Analysis, synthesis, critique

Literature reviews build a story. You are telling the story about what you are researching. Therefore, a literature review is a handy way to show that you know what you are talking about. To do this, here are a few important skills you will need.

Skill #1: Analysis

Analysis means that you have carefully read a wide range of the literature on your topic and have understood the main themes, and identified how the literature relates to your own topic. Carefully read and analyze the articles you find in your search, and take notes. Notice the main point of the article, the methodologies used, what conclusions are reached, and what the main themes are. Most bibliographic management tools have capability to keep notes on each article you find, tag them with keywords, and organize into groups.

Skill #2: Synthesis

After you’ve read the literature, you will start to see some themes and categories emerge, some research trends to emerge, to see where scholars agree or disagree, and how works in your chosen field or discipline are related. One way to keep track of this is by using a Synthesis Matrix.

Skill #3: Critique

As you are writing your literature review, you will want to apply a critical eye to the literature you have evaluated and synthesized.
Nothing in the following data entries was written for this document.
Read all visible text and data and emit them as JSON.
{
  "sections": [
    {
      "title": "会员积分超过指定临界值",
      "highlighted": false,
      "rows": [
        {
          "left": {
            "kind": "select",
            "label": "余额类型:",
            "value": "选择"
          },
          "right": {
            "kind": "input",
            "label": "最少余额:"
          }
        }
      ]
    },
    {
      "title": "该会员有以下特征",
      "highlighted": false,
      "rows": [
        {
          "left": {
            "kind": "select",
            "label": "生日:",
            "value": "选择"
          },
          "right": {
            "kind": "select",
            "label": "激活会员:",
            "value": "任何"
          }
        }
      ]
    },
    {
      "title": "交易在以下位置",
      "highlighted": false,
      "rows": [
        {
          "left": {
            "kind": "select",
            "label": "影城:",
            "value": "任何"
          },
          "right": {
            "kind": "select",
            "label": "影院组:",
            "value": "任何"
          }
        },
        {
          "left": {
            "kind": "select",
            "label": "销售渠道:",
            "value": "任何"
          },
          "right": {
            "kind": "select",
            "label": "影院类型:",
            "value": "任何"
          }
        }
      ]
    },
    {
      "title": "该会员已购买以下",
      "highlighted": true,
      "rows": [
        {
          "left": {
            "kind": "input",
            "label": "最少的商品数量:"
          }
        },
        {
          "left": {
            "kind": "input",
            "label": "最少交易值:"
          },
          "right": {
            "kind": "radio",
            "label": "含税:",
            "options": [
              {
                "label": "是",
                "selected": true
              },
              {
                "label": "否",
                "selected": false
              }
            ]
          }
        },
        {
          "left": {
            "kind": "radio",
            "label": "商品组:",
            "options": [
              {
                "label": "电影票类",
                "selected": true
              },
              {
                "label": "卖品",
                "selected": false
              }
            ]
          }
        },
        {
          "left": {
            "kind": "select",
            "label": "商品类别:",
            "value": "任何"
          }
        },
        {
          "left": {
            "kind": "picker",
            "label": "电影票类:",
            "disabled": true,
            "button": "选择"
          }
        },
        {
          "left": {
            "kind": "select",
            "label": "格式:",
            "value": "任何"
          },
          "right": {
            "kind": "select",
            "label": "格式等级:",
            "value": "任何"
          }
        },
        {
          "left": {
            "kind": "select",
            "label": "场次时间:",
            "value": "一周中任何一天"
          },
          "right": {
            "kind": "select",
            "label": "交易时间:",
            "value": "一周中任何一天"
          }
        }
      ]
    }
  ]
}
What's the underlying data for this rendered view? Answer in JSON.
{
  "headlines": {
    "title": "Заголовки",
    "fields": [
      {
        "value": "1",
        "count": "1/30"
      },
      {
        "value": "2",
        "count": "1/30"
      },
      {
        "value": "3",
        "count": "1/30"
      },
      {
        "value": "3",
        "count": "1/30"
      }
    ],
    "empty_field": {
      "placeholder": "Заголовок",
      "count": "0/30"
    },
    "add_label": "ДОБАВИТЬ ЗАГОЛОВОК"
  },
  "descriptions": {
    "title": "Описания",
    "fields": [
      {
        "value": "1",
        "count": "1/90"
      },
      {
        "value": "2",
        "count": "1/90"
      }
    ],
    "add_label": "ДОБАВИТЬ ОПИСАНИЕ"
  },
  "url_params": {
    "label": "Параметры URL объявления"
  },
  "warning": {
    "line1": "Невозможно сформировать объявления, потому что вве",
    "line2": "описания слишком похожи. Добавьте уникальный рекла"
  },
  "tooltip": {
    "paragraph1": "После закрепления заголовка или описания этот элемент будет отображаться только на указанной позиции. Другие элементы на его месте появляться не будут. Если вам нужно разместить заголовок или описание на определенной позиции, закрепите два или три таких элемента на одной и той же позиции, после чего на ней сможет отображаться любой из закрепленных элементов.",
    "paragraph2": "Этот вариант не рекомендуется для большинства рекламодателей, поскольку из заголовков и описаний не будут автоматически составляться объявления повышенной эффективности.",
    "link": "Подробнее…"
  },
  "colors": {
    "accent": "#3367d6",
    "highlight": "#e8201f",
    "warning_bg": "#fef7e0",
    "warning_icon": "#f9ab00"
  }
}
Consider the strong arguments you will make contrasted with the potential gaps in previous research. The words that you choose to report your critiques of the literature will be non-neutral. For instance, using a word like “attempted” suggests that a researcher tried something but was not successful. For example: 

There were some attempts by Smith (2012) and Jones (2013) to integrate a new methodology in this process.

On the other hand, using a word like “proved” or a phrase like “produced results” evokes a more positive argument. For example:

The new methodologies employed by Blake (2014) produced results that provided further evidence of X.

In your critique, you can point out where you believe there is room for more coverage in a topic, or further exploration in in a sub-topic.

Need more help?

If you are looking for more detailed guidance about writing your dissertation, please contact the folks in the Georgia Tech Communication Center.